When she saw him in the courtroom, what passed through her mind was the killings of civilians – children, women and elderly men.
“When he said to me: ‘Good morning, Mrs. Dzevlan’, I was really fearful and I simply did not know what to say in response. And of course, I did not answer his greeting,” she recalls.
Dzevlan was injured in Sarajevo’s Dobrinja neighbourhood during the war while riding her bicycle to fetch medicines and water.
“I was going across the bridge and I felt as if someone hit me in the back. At that moment, I thought somebody hit me with a stone, so I turned back and saw there was nobody around. But then I saw bullets on the street and I realised I was wounded and they were shooting at me,” she recalls.
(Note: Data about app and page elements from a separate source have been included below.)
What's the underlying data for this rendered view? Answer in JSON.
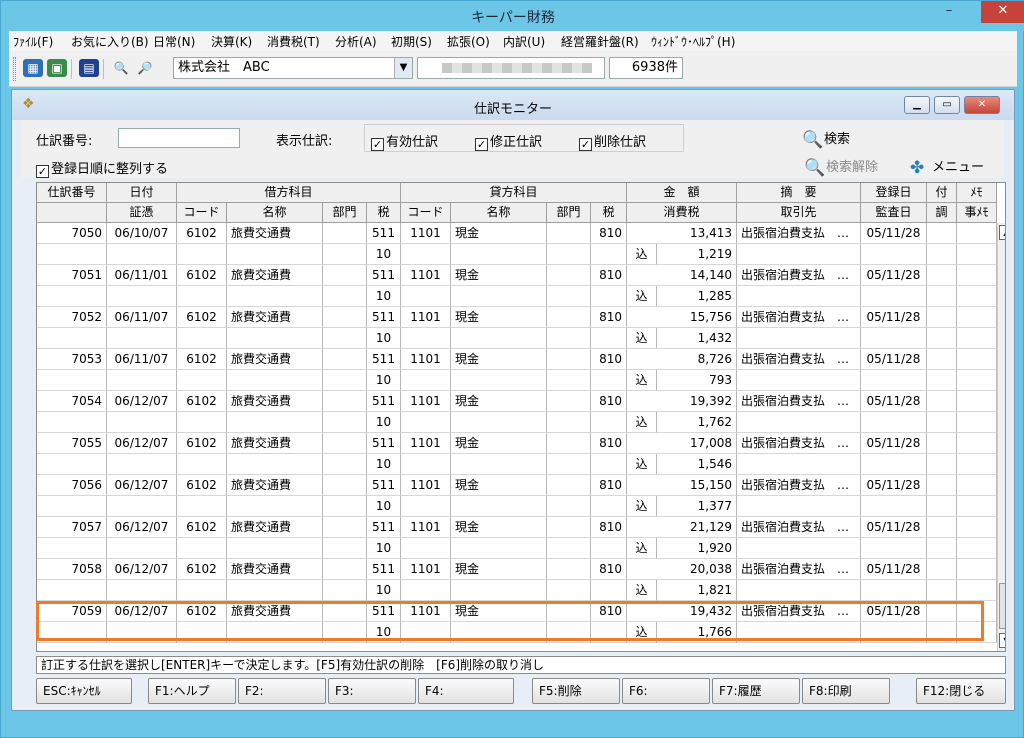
{
  "app": {
    "title": "キーパー財務",
    "window_buttons": {
      "minimize": "–",
      "maximize": "□",
      "close": "✕"
    }
  },
  "menu": [
    "ﾌｧｲﾙ(F)",
    "お気に入り(B)",
    "日常(N)",
    "決算(K)",
    "消費税(T)",
    "分析(A)",
    "初期(S)",
    "拡張(O)",
    "内訳(U)",
    "経営羅針盤(R)",
    "ｳｨﾝﾄﾞｳ･ﾍﾙﾌﾟ(H)"
  ],
  "toolbar": {
    "company": "株式会社　ABC",
    "count": "6938件"
  },
  "monitor": {
    "title": "仕訳モニター",
    "journal_no_label": "仕訳番号:",
    "journal_no_value": "",
    "display_label": "表示仕訳:",
    "checks": {
      "valid": "有効仕訳",
      "corrected": "修正仕訳",
      "deleted": "削除仕訳",
      "sort": "登録日順に整列する"
    },
    "search_label": "検索",
    "search_clear_label": "検索解除",
    "menu_label": "メニュー"
  },
  "grid": {
    "headers": {
      "journal_no": "仕訳番号",
      "date": "日付",
      "voucher": "証憑",
      "debit": "借方科目",
      "credit": "貸方科目",
      "code": "コード",
      "name": "名称",
      "dept": "部門",
      "tax": "税",
      "amount": "金　額",
      "consumption_tax": "消費税",
      "summary": "摘　要",
      "partner": "取引先",
      "reg_date": "登録日",
      "audit_date": "監査日",
      "attach": "付",
      "adjust": "調",
      "memo": "ﾒﾓ",
      "memo2": "事ﾒﾓ"
    },
    "rows": [
      {
        "no": "7050",
        "date": "06/10/07",
        "dcode": "6102",
        "dname": "旅費交通費",
        "dtax": "511",
        "dtax2": "10",
        "ccode": "1101",
        "cname": "現金",
        "ctax": "810",
        "amount": "13,413",
        "incl": "込",
        "tax": "1,219",
        "summary": "出張宿泊費支払　…",
        "reg": "05/11/28"
      },
      {
        "no": "7051",
        "date": "06/11/01",
        "dcode": "6102",
        "dname": "旅費交通費",
        "dtax": "511",
        "dtax2": "10",
        "ccode": "1101",
        "cname": "現金",
        "ctax": "810",
        "amount": "14,140",
        "incl": "込",
        "tax": "1,285",
        "summary": "出張宿泊費支払　…",
        "reg": "05/11/28"
      },
      {
        "no": "7052",
        "date": "06/11/07",
        "dcode": "6102",
        "dname": "旅費交通費",
        "dtax": "511",
        "dtax2": "10",
        "ccode": "1101",
        "cname": "現金",
        "ctax": "810",
        "amount": "15,756",
        "incl": "込",
        "tax": "1,432",
        "summary": "出張宿泊費支払　…",
        "reg": "05/11/28"
      },
      {
        "no": "7053",
        "date": "06/11/07",
        "dcode": "6102",
        "dname": "旅費交通費",
        "dtax": "511",
        "dtax2": "10",
        "ccode": "1101",
        "cname": "現金",
        "ctax": "810",
        "amount": "8,726",
        "incl": "込",
        "tax": "793",
        "summary": "出張宿泊費支払　…",
        "reg": "05/11/28"
      },
      {
        "no": "7054",
        "date": "06/12/07",
        "dcode": "6102",
        "dname": "旅費交通費",
        "dtax": "511",
        "dtax2": "10",
        "ccode": "1101",
        "cname": "現金",
        "ctax": "810",
        "amount": "19,392",
        "incl": "込",
        "tax": "1,762",
        "summary": "出張宿泊費支払　…",
        "reg": "05/11/28"
      },
      {
        "no": "7055",
        "date": "06/12/07",
        "dcode": "6102",
        "dname": "旅費交通費",
        "dtax": "511",
        "dtax2": "10",
        "ccode": "1101",
        "cname": "現金",
        "ctax": "810",
        "amount": "17,008",
        "incl": "込",
        "tax": "1,546",
        "summary": "出張宿泊費支払　…",
        "reg": "05/11/28"
      },
      {
        "no": "7056",
        "date": "06/12/07",
        "dcode": "6102",
        "dname": "旅費交通費",
        "dtax": "511",
        "dtax2": "10",
        "ccode": "1101",
        "cname": "現金",
        "ctax": "810",
        "amount": "15,150",
        "incl": "込",
        "tax": "1,377",
        "summary": "出張宿泊費支払　…",
        "reg": "05/11/28"
      },
      {
        "no": "7057",
        "date": "06/12/07",
        "dcode": "6102",
        "dname": "旅費交通費",
        "dtax": "511",
        "dtax2": "10",
        "ccode": "1101",
        "cname": "現金",
        "ctax": "810",
        "amount": "21,129",
        "incl": "込",
        "tax": "1,920",
        "summary": "出張宿泊費支払　…",
        "reg": "05/11/28"
      },
      {
        "no": "7058",
        "date": "06/12/07",
        "dcode": "6102",
        "dname": "旅費交通費",
        "dtax": "511",
        "dtax2": "10",
        "ccode": "1101",
        "cname": "現金",
        "ctax": "810",
        "amount": "20,038",
        "incl": "込",
        "tax": "1,821",
        "summary": "出張宿泊費支払　…",
        "reg": "05/11/28"
      },
      {
        "no": "7059",
        "date": "06/12/07",
        "dcode": "6102",
        "dname": "旅費交通費",
        "dtax": "511",
        "dtax2": "10",
        "ccode": "1101",
        "cname": "現金",
        "ctax": "810",
        "amount": "19,432",
        "incl": "込",
        "tax": "1,766",
        "summary": "出張宿泊費支払　…",
        "reg": "05/11/28"
      }
    ]
  },
  "status": "訂正する仕訳を選択し[ENTER]キーで決定します。[F5]有効仕訳の削除　[F6]削除の取り消し",
  "fkeys": [
    "ESC:ｷｬﾝｾﾙ",
    "F1:ヘルプ",
    "F2:",
    "F3:",
    "F4:",
    "F5:削除",
    "F6:",
    "F7:履歴",
    "F8:印刷",
    "F12:閉じる"
  ]
}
During her testimony at the Karadzic trial, she became very nervous because she found his questions unpleasant, and was even unable to hold a pen with which she was asked to point out the place where she was wounded.
“After that, when it was finished, I felt horrible stress, so I cried a lot in the [court’s] preparation room,” she says.
Dzevlan believes the court will uphold the first-instance verdict and convict Karadzic.
“I expect them to sentence him. The mere fact that he will be sentenced as a war criminal means a lot,” she says.
Hajir, Karadzic’s former friend in Sarajevo, argues that although the wartime Bosnian Serb president may not have directly participated in certain crimes, he should bear responsibility for them because of his leadership role.
“After all, he stirred up the Serbs’ feelings and created a factory of lies against the other ethnic groups, and he should answer for that,” he says.
Karadzic has insisted he is innocent of all charges and has asked the UN court to acquit him.